Retype all data exactly as given. Pictures should not be retyped.

→ **Data records for software interfaces**:
/---

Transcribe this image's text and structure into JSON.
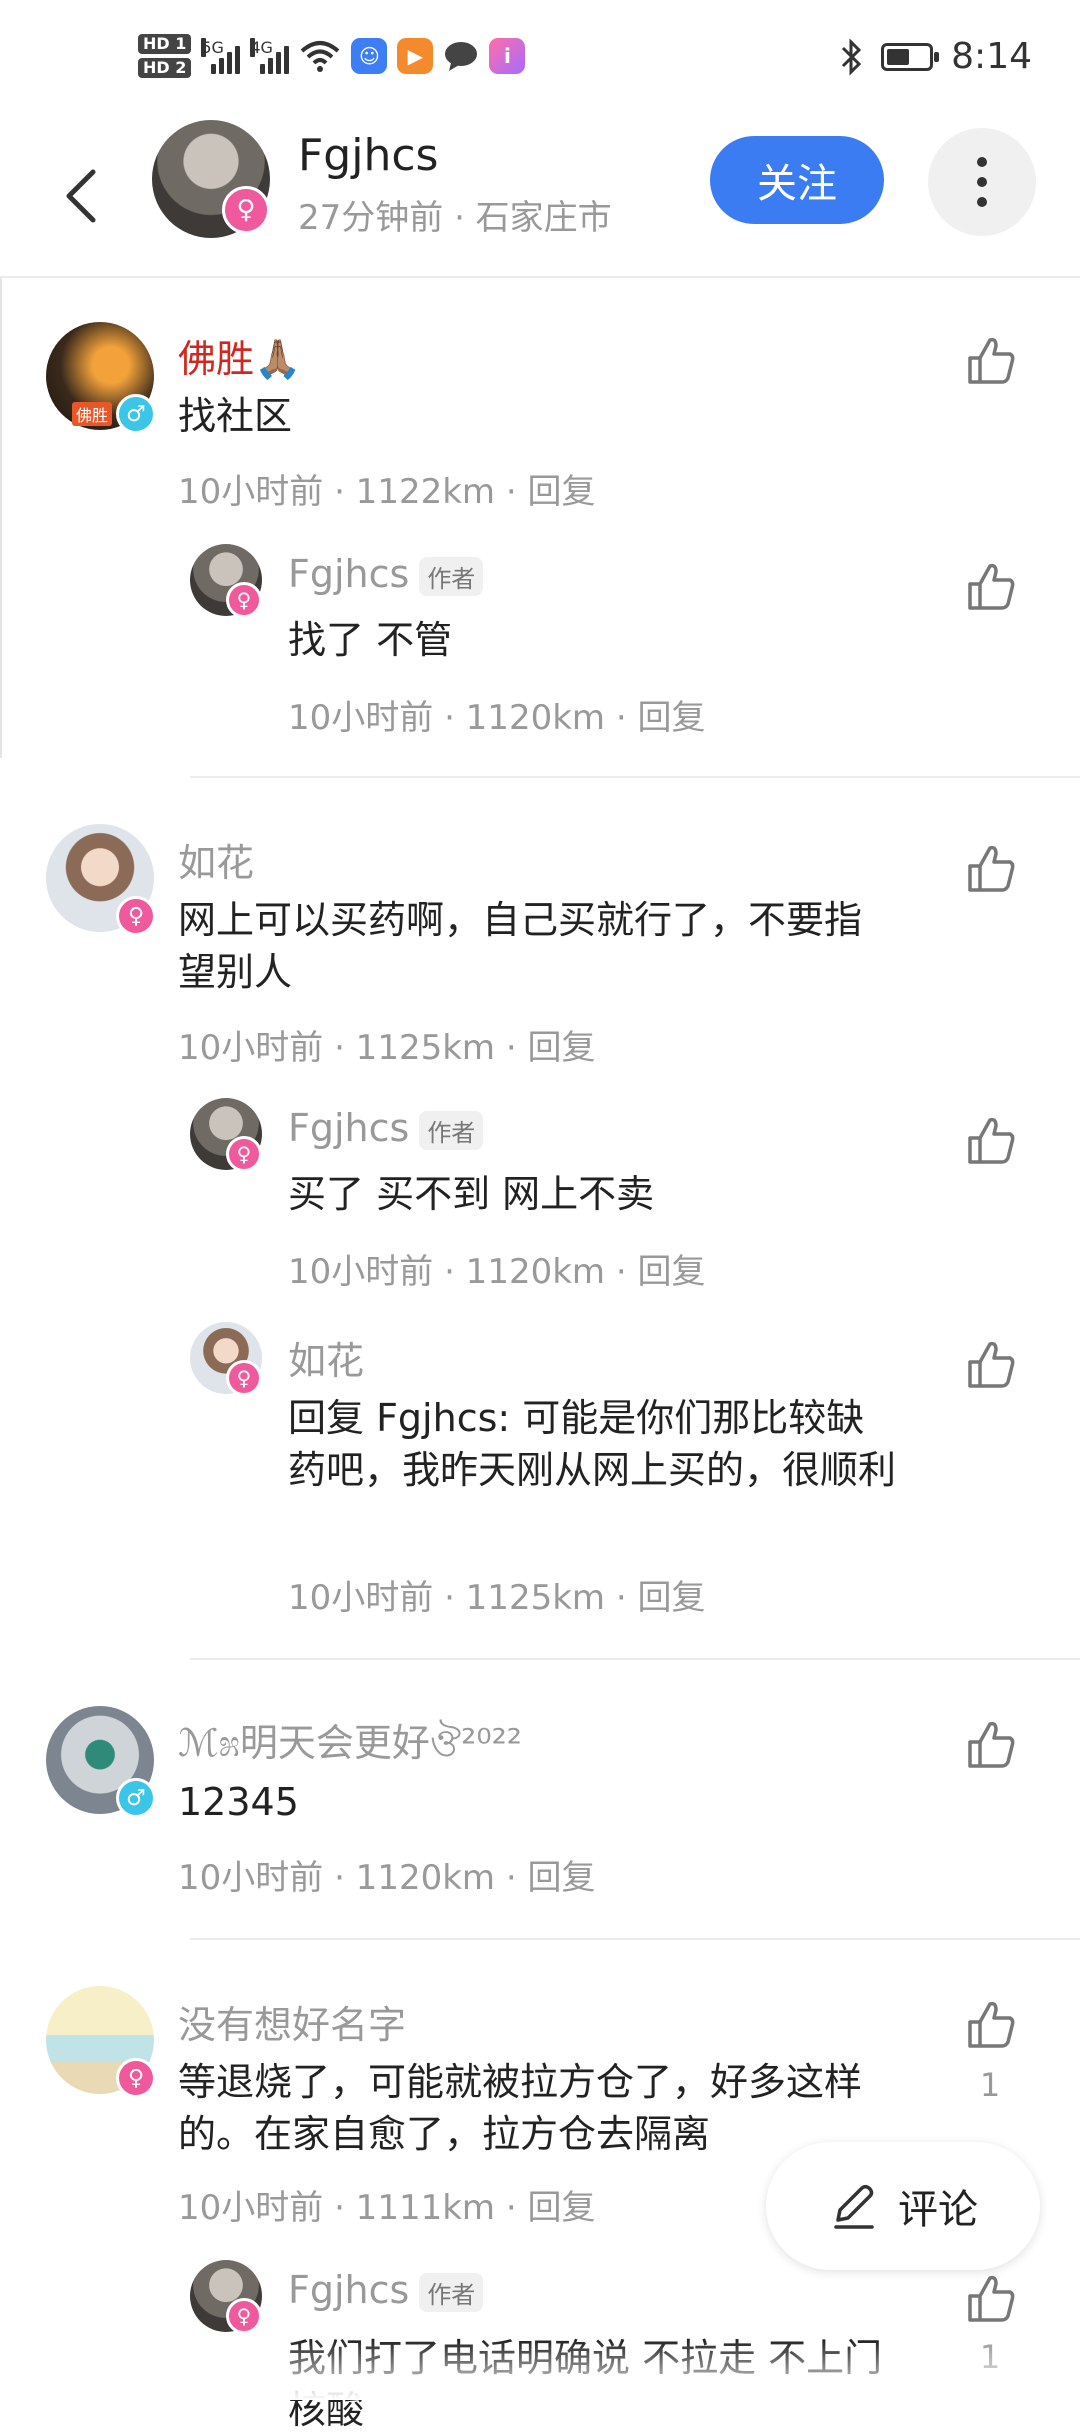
{
  "status_bar": {
    "hd1": "HD 1",
    "hd2": "HD 2",
    "sig1_label": "5G",
    "sig2_label": "4G",
    "time": "8:14",
    "battery_level": 0.55,
    "icons": [
      "hd-sim-icon",
      "signal-icon",
      "wifi-icon",
      "app-notification-icon",
      "video-app-icon",
      "chat-bubble-icon",
      "app-icon",
      "bluetooth-icon",
      "battery-icon"
    ]
  },
  "header": {
    "name": "Fgjhcs",
    "meta": "27分钟前 · 石家庄市",
    "follow_label": "关注"
  },
  "comments": {
    "c1": {
      "name": "佛胜🙏🏽",
      "text": "找社区",
      "meta": "10小时前 · 1122km · 回复",
      "avatar_label": "佛胜"
    },
    "r1": {
      "name": "Fgjhcs",
      "tag": "作者",
      "text": "找了 不管",
      "meta": "10小时前 · 1120km · 回复"
    },
    "c2": {
      "name": "如花",
      "text": "网上可以买药啊，自己买就行了，不要指望别人",
      "meta": "10小时前 · 1125km · 回复"
    },
    "r2": {
      "name": "Fgjhcs",
      "tag": "作者",
      "text": "买了 买不到 网上不卖",
      "meta": "10小时前 · 1120km · 回复"
    },
    "r3": {
      "name": "如花",
      "text": "回复 Fgjhcs: 可能是你们那比较缺药吧，我昨天刚从网上买的，很顺利",
      "meta": "10小时前 · 1125km · 回复"
    },
    "c3": {
      "name": "ℳ೫明天会更好ঔ²⁰²²",
      "text": "12345",
      "meta": "10小时前 · 1120km · 回复"
    },
    "c4": {
      "name": "没有想好名字",
      "text": "等退烧了，可能就被拉方仓了，好多这样的。在家自愈了，拉方仓去隔离",
      "meta": "10小时前 · 1111km · 回复",
      "likes": "1"
    },
    "r4": {
      "name": "Fgjhcs",
      "tag": "作者",
      "text": "我们打了电话明确说 不拉走 不上门核酸",
      "likes": "1"
    }
  },
  "fab": {
    "label": "评论"
  }
}
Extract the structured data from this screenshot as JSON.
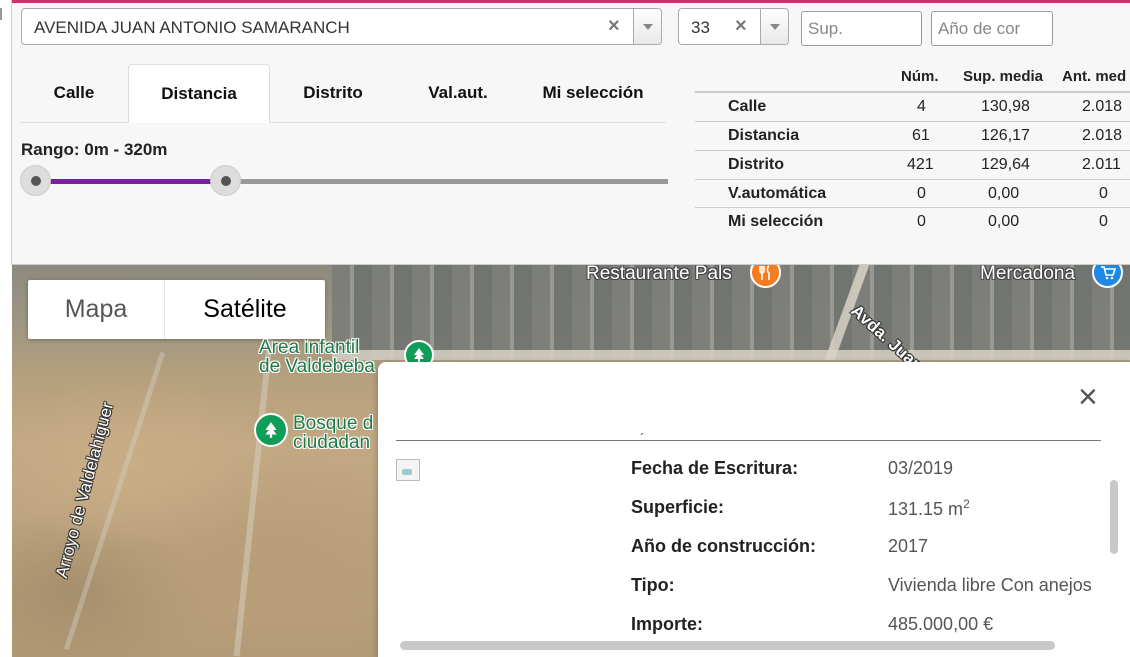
{
  "filters": {
    "street_value": "AVENIDA JUAN ANTONIO SAMARANCH",
    "number_value": "33",
    "surface_placeholder": "Sup.",
    "year_placeholder": "Año de cor",
    "clear_glyph": "×"
  },
  "tabs": [
    {
      "label": "Calle",
      "active": false
    },
    {
      "label": "Distancia",
      "active": true
    },
    {
      "label": "Distrito",
      "active": false
    },
    {
      "label": "Val.aut.",
      "active": false
    },
    {
      "label": "Mi selección",
      "active": false
    }
  ],
  "range": {
    "label": "Rango: 0m - 320m",
    "min_value": 0,
    "max_value": 320,
    "fill_fraction": 0.3,
    "fill_color": "#7b1fa2"
  },
  "stats": {
    "headers": [
      "Núm.",
      "Sup. media",
      "Ant. med"
    ],
    "rows": [
      {
        "label": "Calle",
        "num": "4",
        "sup": "130,98",
        "ant": "2.018"
      },
      {
        "label": "Distancia",
        "num": "61",
        "sup": "126,17",
        "ant": "2.018"
      },
      {
        "label": "Distrito",
        "num": "421",
        "sup": "129,64",
        "ant": "2.011"
      },
      {
        "label": "V.automática",
        "num": "0",
        "sup": "0,00",
        "ant": "0"
      },
      {
        "label": "Mi selección",
        "num": "0",
        "sup": "0,00",
        "ant": "0"
      }
    ]
  },
  "map": {
    "type_options": [
      "Mapa",
      "Satélite"
    ],
    "selected_type": "Satélite",
    "labels": {
      "restaurant": "Restaurante Pals",
      "supermarket": "Mercadona",
      "street": "Avda. Juan Antonio Samaranch",
      "park_line1": "Area infantil",
      "park_line2": "de Valdebeba",
      "forest_line1": "Bosque d",
      "forest_line2": "ciudadan",
      "stream": "Arroyo de Valdelahiguer"
    },
    "icons": {
      "restaurant": "fork-knife-icon",
      "supermarket": "cart-icon",
      "park": "tree-icon",
      "forest": "tree-icon"
    },
    "colors": {
      "restaurant_pin": "#f57c1f",
      "supermarket_pin": "#1e88e5",
      "park_pin": "#0f9d58"
    }
  },
  "popup": {
    "close_glyph": "×",
    "top_mark": "´",
    "details": [
      {
        "label": "Fecha de Escritura:",
        "value": "03/2019"
      },
      {
        "label": "Superficie:",
        "value": "131.15 m",
        "sup": "2"
      },
      {
        "label": "Año de construcción:",
        "value": "2017"
      },
      {
        "label": "Tipo:",
        "value": "Vivienda libre Con anejos"
      },
      {
        "label": "Importe:",
        "value": "485.000,00 €"
      }
    ]
  }
}
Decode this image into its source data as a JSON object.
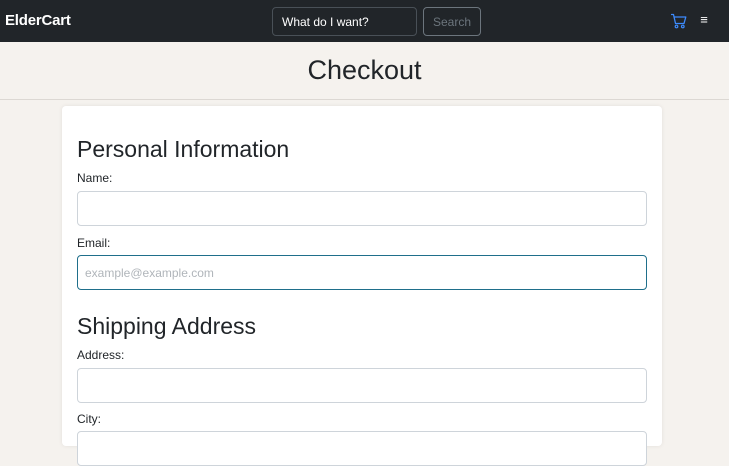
{
  "navbar": {
    "brand": "ElderCart",
    "search_placeholder": "What do I want?",
    "search_button": "Search",
    "cart_icon": "cart-icon",
    "menu_icon": "menu-icon",
    "menu_glyph": "≡"
  },
  "header": {
    "title": "Checkout"
  },
  "form": {
    "personal": {
      "title": "Personal Information",
      "name_label": "Name:",
      "name_value": "",
      "email_label": "Email:",
      "email_placeholder": "example@example.com",
      "email_value": ""
    },
    "shipping": {
      "title": "Shipping Address",
      "address_label": "Address:",
      "address_value": "",
      "city_label": "City:",
      "city_value": ""
    }
  },
  "colors": {
    "navbar": "#212529",
    "background": "#f5f2ee",
    "accent": "#1f6f8b",
    "cart_icon": "#3d8bfd"
  }
}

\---

→ **Answer space**:
Transcribe this image's text and structure into JSON.
{
  "status_bar": {
    "hd1": "HD 1",
    "hd2": "HD 2",
    "sig1_label": "5G",
    "sig2_label": "4G",
    "time": "8:14",
    "battery_level": 0.55,
    "icons": [
      "hd-sim-icon",
      "signal-icon",
      "wifi-icon",
      "app-notification-icon",
      "video-app-icon",
      "chat-bubble-icon",
      "app-icon",
      "bluetooth-icon",
      "battery-icon"
    ]
  },
  "header": {
    "name": "Fgjhcs",
    "meta": "27分钟前 · 石家庄市",
    "follow_label": "关注"
  },
  "comments": {
    "c1": {
      "name": "佛胜🙏🏽",
      "text": "找社区",
      "meta": "10小时前 · 1122km · 回复",
      "avatar_label": "佛胜"
    },
    "r1": {
      "name": "Fgjhcs",
      "tag": "作者",
      "text": "找了 不管",
      "meta": "10小时前 · 1120km · 回复"
    },
    "c2": {
      "name": "如花",
      "text": "网上可以买药啊，自己买就行了，不要指望别人",
      "meta": "10小时前 · 1125km · 回复"
    },
    "r2": {
      "name": "Fgjhcs",
      "tag": "作者",
      "text": "买了 买不到 网上不卖",
      "meta": "10小时前 · 1120km · 回复"
    },
    "r3": {
      "name": "如花",
      "text": "回复 Fgjhcs: 可能是你们那比较缺药吧，我昨天刚从网上买的，很顺利",
      "meta": "10小时前 · 1125km · 回复"
    },
    "c3": {
      "name": "ℳ೫明天会更好ঔ²⁰²²",
      "text": "12345",
      "meta": "10小时前 · 1120km · 回复"
    },
    "c4": {
      "name": "没有想好名字",
      "text": "等退烧了，可能就被拉方仓了，好多这样的。在家自愈了，拉方仓去隔离",
      "meta": "10小时前 · 1111km · 回复",
      "likes": "1"
    },
    "r4": {
      "name": "Fgjhcs",
      "tag": "作者",
      "text": "我们打了电话明确说 不拉走 不上门核酸",
      "likes": "1"
    }
  },
  "fab": {
    "label": "评论"
  }
}
Extract the structured data from this screenshot as JSON.
{
  "filters": {
    "street_value": "AVENIDA JUAN ANTONIO SAMARANCH",
    "number_value": "33",
    "surface_placeholder": "Sup.",
    "year_placeholder": "Año de cor",
    "clear_glyph": "×"
  },
  "tabs": [
    {
      "label": "Calle",
      "active": false
    },
    {
      "label": "Distancia",
      "active": true
    },
    {
      "label": "Distrito",
      "active": false
    },
    {
      "label": "Val.aut.",
      "active": false
    },
    {
      "label": "Mi selección",
      "active": false
    }
  ],
  "range": {
    "label": "Rango: 0m - 320m",
    "min_value": 0,
    "max_value": 320,
    "fill_fraction": 0.3,
    "fill_color": "#7b1fa2"
  },
  "stats": {
    "headers": [
      "Núm.",
      "Sup. media",
      "Ant. med"
    ],
    "rows": [
      {
        "label": "Calle",
        "num": "4",
        "sup": "130,98",
        "ant": "2.018"
      },
      {
        "label": "Distancia",
        "num": "61",
        "sup": "126,17",
        "ant": "2.018"
      },
      {
        "label": "Distrito",
        "num": "421",
        "sup": "129,64",
        "ant": "2.011"
      },
      {
        "label": "V.automática",
        "num": "0",
        "sup": "0,00",
        "ant": "0"
      },
      {
        "label": "Mi selección",
        "num": "0",
        "sup": "0,00",
        "ant": "0"
      }
    ]
  },
  "map": {
    "type_options": [
      "Mapa",
      "Satélite"
    ],
    "selected_type": "Satélite",
    "labels": {
      "restaurant": "Restaurante Pals",
      "supermarket": "Mercadona",
      "street": "Avda. Juan Antonio Samaranch",
      "park_line1": "Area infantil",
      "park_line2": "de Valdebeba",
      "forest_line1": "Bosque d",
      "forest_line2": "ciudadan",
      "stream": "Arroyo de Valdelahiguer"
    },
    "icons": {
      "restaurant": "fork-knife-icon",
      "supermarket": "cart-icon",
      "park": "tree-icon",
      "forest": "tree-icon"
    },
    "colors": {
      "restaurant_pin": "#f57c1f",
      "supermarket_pin": "#1e88e5",
      "park_pin": "#0f9d58"
    }
  },
  "popup": {
    "close_glyph": "×",
    "top_mark": "´",
    "details": [
      {
        "label": "Fecha de Escritura:",
        "value": "03/2019"
      },
      {
        "label": "Superficie:",
        "value": "131.15 m",
        "sup": "2"
      },
      {
        "label": "Año de construcción:",
        "value": "2017"
      },
      {
        "label": "Tipo:",
        "value": "Vivienda libre Con anejos"
      },
      {
        "label": "Importe:",
        "value": "485.000,00 €"
      }
    ]
  }
}
Decode this image into its source data as a JSON object.
{
  "navbar": {
    "brand": "ElderCart",
    "search_placeholder": "What do I want?",
    "search_button": "Search",
    "cart_icon": "cart-icon",
    "menu_icon": "menu-icon",
    "menu_glyph": "≡"
  },
  "header": {
    "title": "Checkout"
  },
  "form": {
    "personal": {
      "title": "Personal Information",
      "name_label": "Name:",
      "name_value": "",
      "email_label": "Email:",
      "email_placeholder": "example@example.com",
      "email_value": ""
    },
    "shipping": {
      "title": "Shipping Address",
      "address_label": "Address:",
      "address_value": "",
      "city_label": "City:",
      "city_value": ""
    }
  },
  "colors": {
    "navbar": "#212529",
    "background": "#f5f2ee",
    "accent": "#1f6f8b",
    "cart_icon": "#3d8bfd"
  }
}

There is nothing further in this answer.